  • Journaling - good for your mental health

    I have started to write a journal, apparently it is good for mental health. It is something I have always thought would be great to do, but the trouble is I forget to do it. I will start with buying a beautiful book, with blank pages and make my first entry. I imagine fountain pen italic handwriting, but that is not the reality. In reality my handwriting is not beautiful, I am much speedier at typing and after probably no more than two entries I forget to continue. A couple of years later I find it tucked away in a box somewhere. But now with the wonders of technology I have downloaded an app called Daybook. It reminds me to write my journal and I can speak into it rather than type if I wish, which I think makes for a much more authentic entry. So, I have decided that occasionally I may share some of my journal on here. This morning I wrote in my journal because I was caught in the moment and I think this is a great place to be when writing about the moment. So here are my thoughts from this morning: Up at 5 am with Noodle barking, but I decided to stay up and work on the next movement session. I'm sat out on the verandah right now as the air is cool. I think this is my favourite time of day, just before dawn. As I write this, dawn breaks and the bird noise starts, cockatoos screeching, and the silhouette of the hills is now clear against the light. Still no sun but he'll soon be here. But just before this there is a peacefulness that I take a moment of sanctuary in. It's a time of respite; no demands, no interference, just me and peace. It's the edge of peace because I know any minute now it's all going to change. The morning will slide from the cool, dark feminine of pre-dawn to the masculine, energetic, stark awakening of the day.
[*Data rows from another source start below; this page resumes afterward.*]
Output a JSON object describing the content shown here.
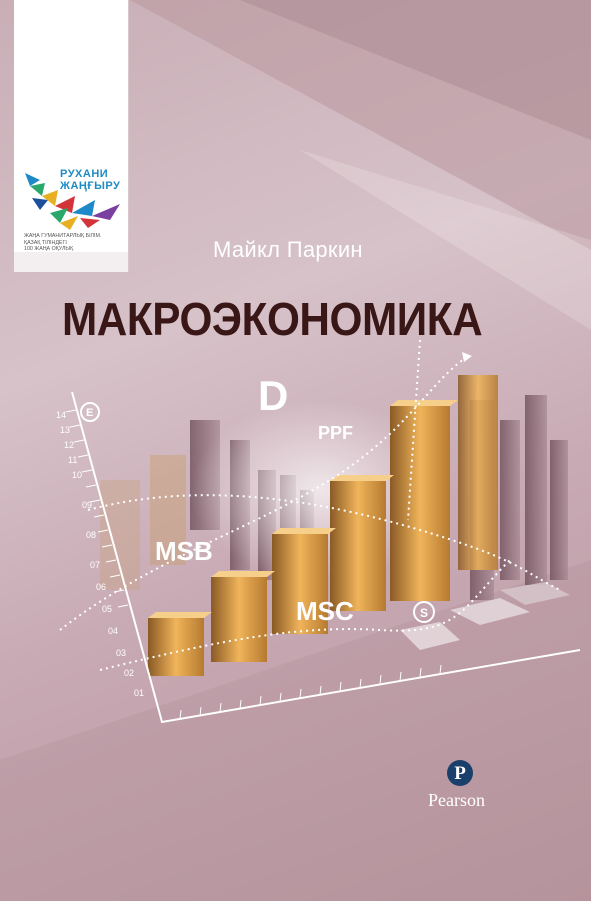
{
  "series_panel": {
    "logo_line1": "РУХАНИ",
    "logo_line2": "ЖАҢҒЫРУ",
    "program_lines": [
      "ЖАҢА ГУМАНИТАРЛЫҚ БІЛІМ.",
      "ҚАЗАҚ ТІЛІНДЕГІ",
      "100 ЖАҢА ОҚУЛЫҚ"
    ]
  },
  "author": "Майкл Паркин",
  "title": "МАКРОЭКОНОМИКА",
  "illustration": {
    "labels": {
      "d": "D",
      "ppf": "PPF",
      "msb": "MSB",
      "msc": "MSC",
      "e_circle": "E",
      "s_circle": "S"
    },
    "axis_ticks": [
      "01",
      "02",
      "03",
      "04",
      "05",
      "06",
      "07",
      "08",
      "09",
      "10",
      "11",
      "12",
      "13",
      "14"
    ]
  },
  "publisher": "Pearson",
  "publisher_logo_letter": "P",
  "colors": {
    "background": "#c9aeb6",
    "title": "#3a1717",
    "bars": "#d99a3a",
    "publisher_blue": "#1a3f6b"
  }
}
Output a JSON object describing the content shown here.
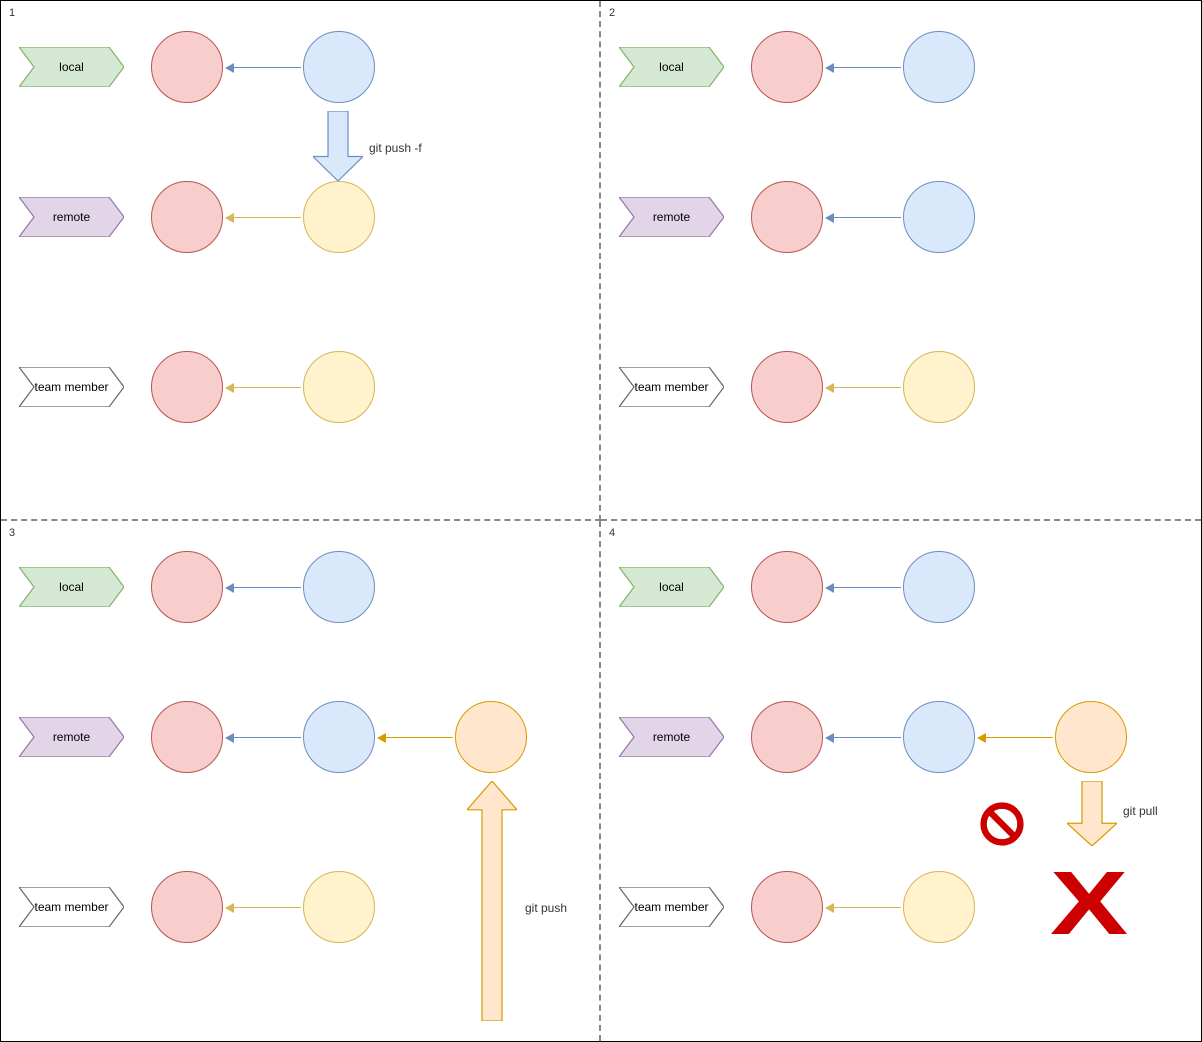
{
  "panels": [
    {
      "number": "1",
      "rows": [
        {
          "tag": "local",
          "tag_color": "green",
          "commits": [
            "red",
            "blue"
          ],
          "arrow_color": "blue"
        },
        {
          "tag": "remote",
          "tag_color": "purple",
          "commits": [
            "red",
            "yellow"
          ],
          "arrow_color": "yellow"
        },
        {
          "tag": "team member",
          "tag_color": "white",
          "commits": [
            "red",
            "yellow"
          ],
          "arrow_color": "yellow"
        }
      ],
      "action": {
        "type": "down_arrow_thick",
        "fill": "blue",
        "label": "git push -f"
      }
    },
    {
      "number": "2",
      "rows": [
        {
          "tag": "local",
          "tag_color": "green",
          "commits": [
            "red",
            "blue"
          ],
          "arrow_color": "blue"
        },
        {
          "tag": "remote",
          "tag_color": "purple",
          "commits": [
            "red",
            "blue"
          ],
          "arrow_color": "blue"
        },
        {
          "tag": "team member",
          "tag_color": "white",
          "commits": [
            "red",
            "yellow"
          ],
          "arrow_color": "yellow"
        }
      ]
    },
    {
      "number": "3",
      "rows": [
        {
          "tag": "local",
          "tag_color": "green",
          "commits": [
            "red",
            "blue"
          ],
          "arrow_color": "blue"
        },
        {
          "tag": "remote",
          "tag_color": "purple",
          "commits": [
            "red",
            "blue",
            "orange"
          ],
          "arrow_color": "orange",
          "arrow2_color": "blue"
        },
        {
          "tag": "team member",
          "tag_color": "white",
          "commits": [
            "red",
            "yellow"
          ],
          "arrow_color": "yellow"
        }
      ],
      "action": {
        "type": "up_arrow_thick",
        "fill": "orange",
        "label": "git push"
      }
    },
    {
      "number": "4",
      "rows": [
        {
          "tag": "local",
          "tag_color": "green",
          "commits": [
            "red",
            "blue"
          ],
          "arrow_color": "blue"
        },
        {
          "tag": "remote",
          "tag_color": "purple",
          "commits": [
            "red",
            "blue",
            "orange"
          ],
          "arrow_color": "orange",
          "arrow2_color": "blue"
        },
        {
          "tag": "team member",
          "tag_color": "white",
          "commits": [
            "red",
            "yellow"
          ],
          "arrow_color": "yellow"
        }
      ],
      "action": {
        "type": "down_arrow_thick_small",
        "fill": "orange",
        "label": "git pull",
        "prohibit": true,
        "big_x": true
      }
    }
  ],
  "tag_colors": {
    "green": {
      "fill": "#d5e8d4",
      "stroke": "#82b366"
    },
    "purple": {
      "fill": "#e1d5e7",
      "stroke": "#9673a6"
    },
    "white": {
      "fill": "#ffffff",
      "stroke": "#666666"
    }
  },
  "fill_colors": {
    "blue": {
      "fill": "#dae8fc",
      "stroke": "#6c8ebf"
    },
    "orange": {
      "fill": "#ffe6cc",
      "stroke": "#d79b00"
    }
  }
}
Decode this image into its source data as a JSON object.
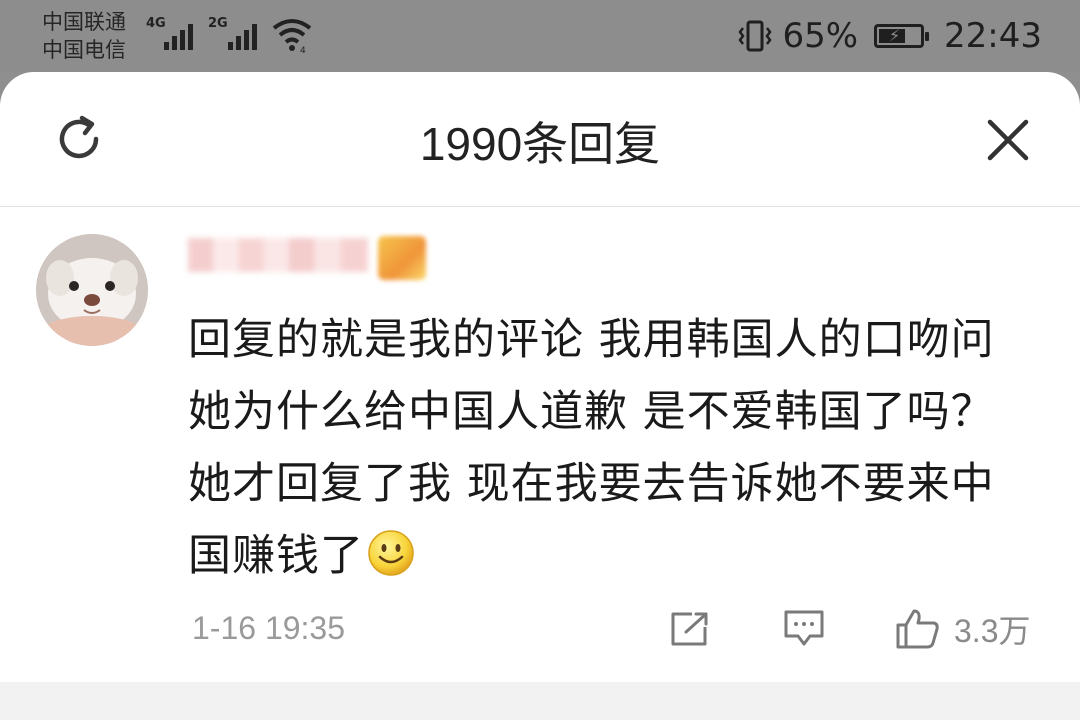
{
  "status_bar": {
    "carrier_1": "中国联通",
    "carrier_2": "中国电信",
    "network_1": "4G",
    "network_2": "2G",
    "battery_percent": "65%",
    "battery_level": 0.65,
    "time": "22:43",
    "icons": [
      "signal-icon",
      "wifi-icon",
      "vibrate-icon",
      "battery-icon"
    ]
  },
  "sheet": {
    "title": "1990条回复",
    "refresh_icon": "refresh-icon",
    "close_icon": "close-icon"
  },
  "comment": {
    "text": "回复的就是我的评论 我用韩国人的口吻问她为什么给中国人道歉 是不爱韩国了吗？ 她才回复了我 现在我要去告诉她不要来中国赚钱了",
    "emoji": "smile-emoji",
    "timestamp": "1-16 19:35",
    "likes": "3.3万",
    "actions": [
      "share-icon",
      "comment-icon",
      "like-icon"
    ]
  },
  "colors": {
    "status_bar_bg": "#8d8d8d",
    "sheet_bg": "#ffffff",
    "text_primary": "#1a1a1a",
    "text_secondary": "#9a9a9a",
    "divider": "#e2e2e2"
  }
}
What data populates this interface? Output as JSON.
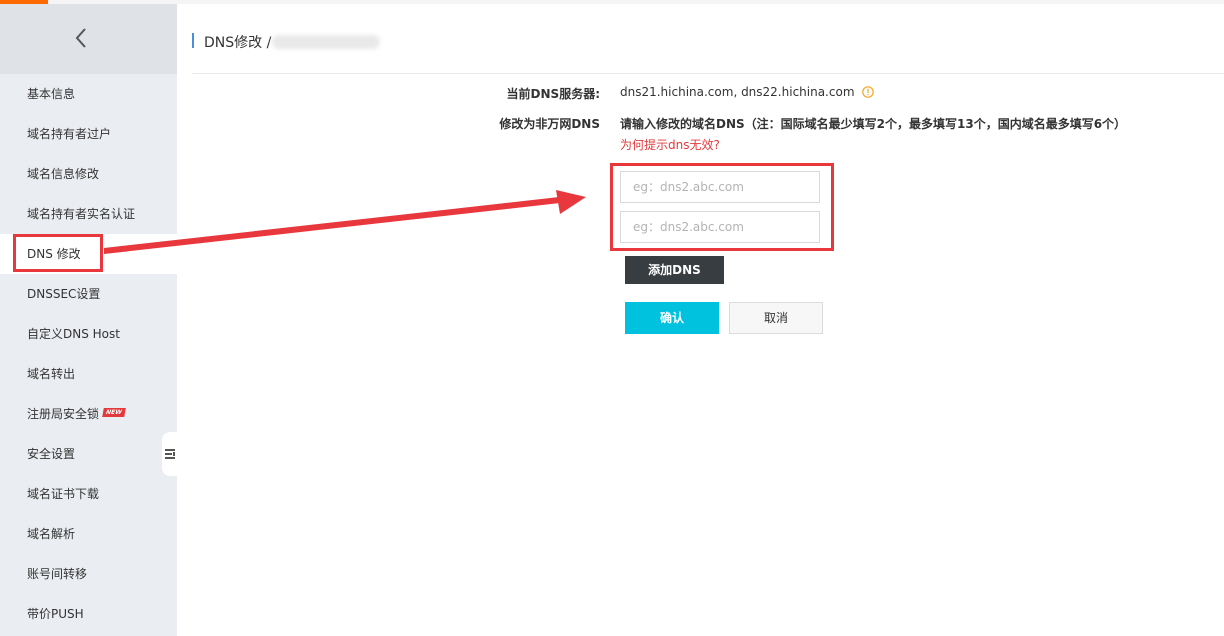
{
  "sidebar": {
    "items": [
      {
        "label": "基本信息"
      },
      {
        "label": "域名持有者过户"
      },
      {
        "label": "域名信息修改"
      },
      {
        "label": "域名持有者实名认证"
      },
      {
        "label": "DNS 修改",
        "active": true
      },
      {
        "label": "DNSSEC设置"
      },
      {
        "label": "自定义DNS Host"
      },
      {
        "label": "域名转出"
      },
      {
        "label": "注册局安全锁",
        "badge": "NEW"
      },
      {
        "label": "安全设置"
      },
      {
        "label": "域名证书下载"
      },
      {
        "label": "域名解析"
      },
      {
        "label": "账号间转移"
      },
      {
        "label": "带价PUSH"
      }
    ]
  },
  "header": {
    "title": "DNS修改 /"
  },
  "form": {
    "current_dns_label": "当前DNS服务器:",
    "current_dns_value": "dns21.hichina.com, dns22.hichina.com",
    "modify_label": "修改为非万网DNS",
    "hint_text": "请输入修改的域名DNS（注：国际域名最少填写2个，最多填写13个，国内域名最多填写6个）",
    "invalid_link": "为何提示dns无效?",
    "inputs": [
      {
        "value": "",
        "placeholder": "eg：dns2.abc.com"
      },
      {
        "value": "",
        "placeholder": "eg：dns2.abc.com"
      }
    ],
    "add_button": "添加DNS",
    "confirm_button": "确认",
    "cancel_button": "取消"
  },
  "colors": {
    "accent": "#ff6a00",
    "annotation": "#e8383d",
    "confirm": "#00c1de",
    "add_button": "#373d41",
    "warning": "#f5a623"
  },
  "icons": [
    "chevron-left-icon",
    "warning-icon",
    "collapse-sidebar-icon",
    "annotation-arrow"
  ]
}
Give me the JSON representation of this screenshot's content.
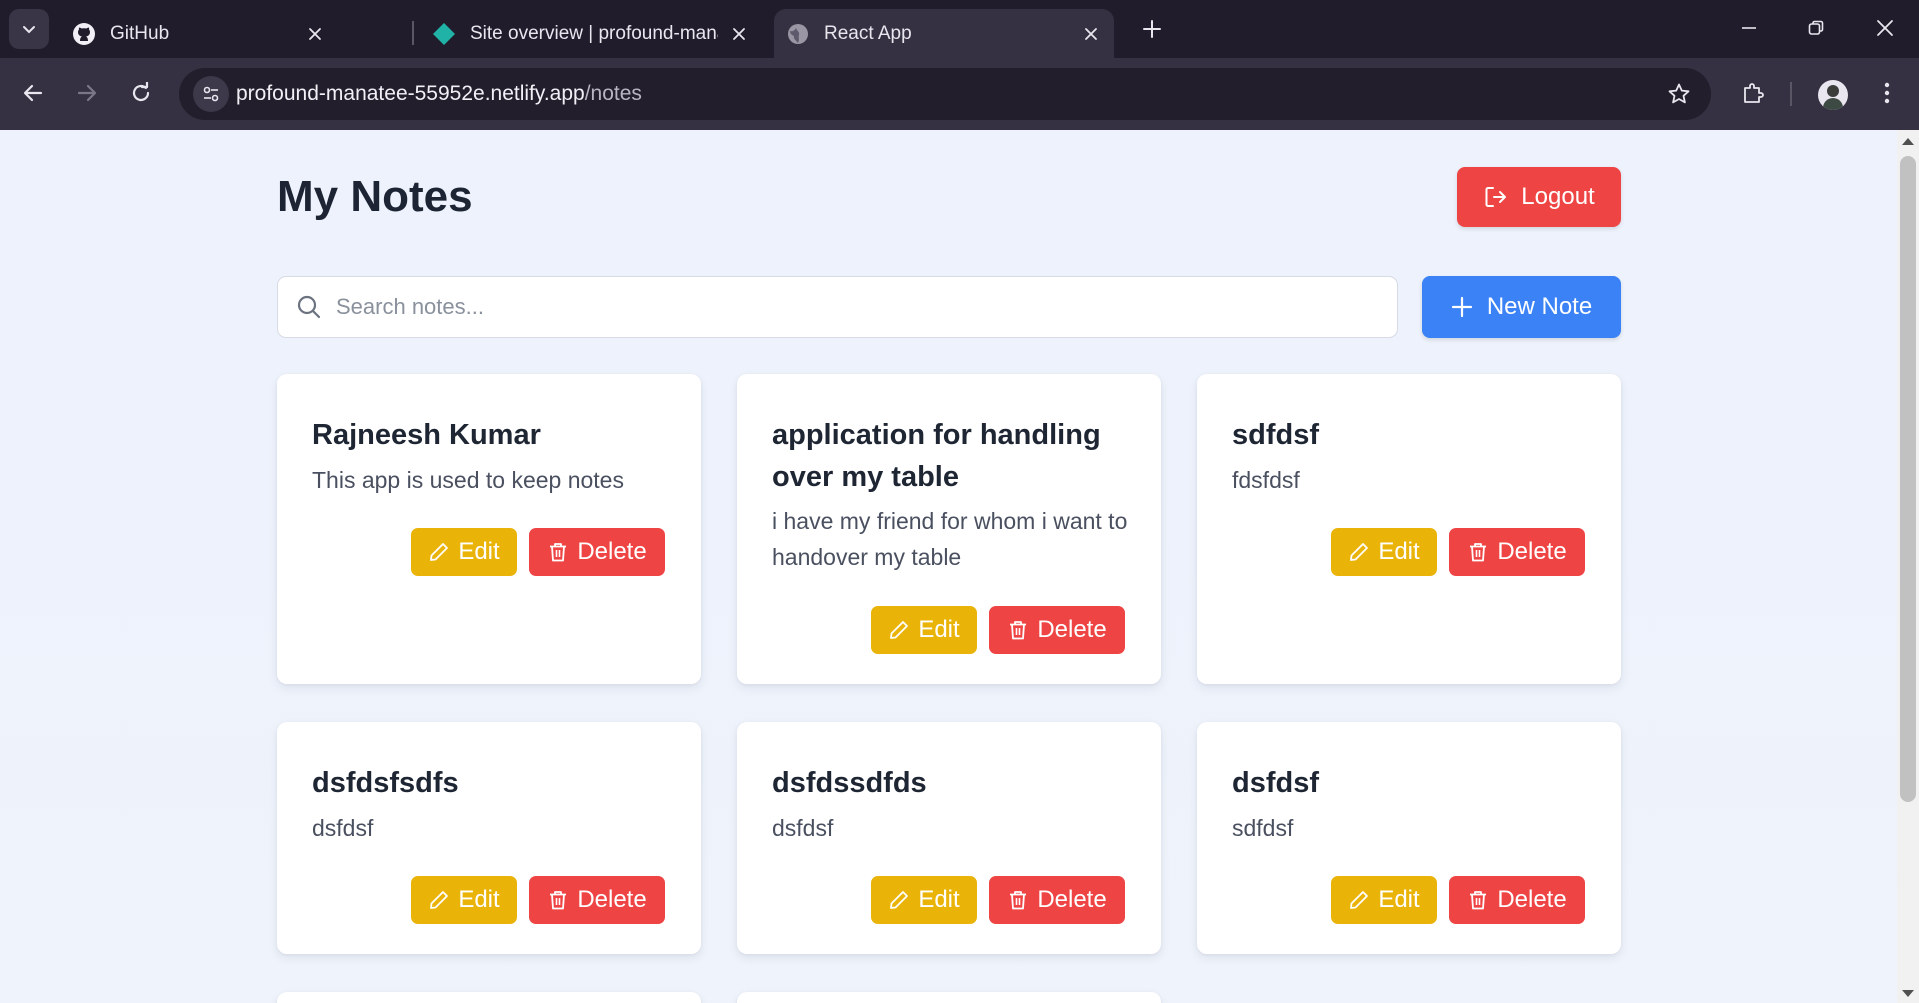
{
  "browser": {
    "tabs": [
      {
        "title": "GitHub",
        "favicon": "github-icon",
        "active": false
      },
      {
        "title": "Site overview | profound-manat",
        "favicon": "netlify-icon",
        "active": false
      },
      {
        "title": "React App",
        "favicon": "globe-icon",
        "active": true
      }
    ],
    "address": {
      "host": "profound-manatee-55952e.netlify.app",
      "path": "/notes"
    }
  },
  "page": {
    "title": "My Notes",
    "logout_label": "Logout",
    "search": {
      "placeholder": "Search notes...",
      "value": ""
    },
    "new_note_label": "New Note",
    "edit_label": "Edit",
    "delete_label": "Delete",
    "notes": [
      {
        "title": "Rajneesh Kumar",
        "body": "This app is used to keep notes"
      },
      {
        "title": "application for handling over my table",
        "body": "i have my friend for whom i want to handover my table"
      },
      {
        "title": "sdfdsf",
        "body": "fdsfdsf"
      },
      {
        "title": "dsfdsfsdfs",
        "body": "dsfdsf"
      },
      {
        "title": "dsfdssdfds",
        "body": "dsfdsf"
      },
      {
        "title": "dsfdsf",
        "body": "sdfdsf"
      }
    ]
  },
  "colors": {
    "logout": "#ef4444",
    "new_note": "#3b82f6",
    "edit": "#eab308",
    "delete": "#ef4444",
    "background": "#eef3fb"
  }
}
Nothing can stop it but maybe tomorrow I will intentionally get out of bed and savor it more. So there you go - short and sweet - I don't want to burden you with oversharing of the real personal stuff, but I am sure some, like me, appreciate the peace of dawn, so I thought I would share my moment.

bottom of page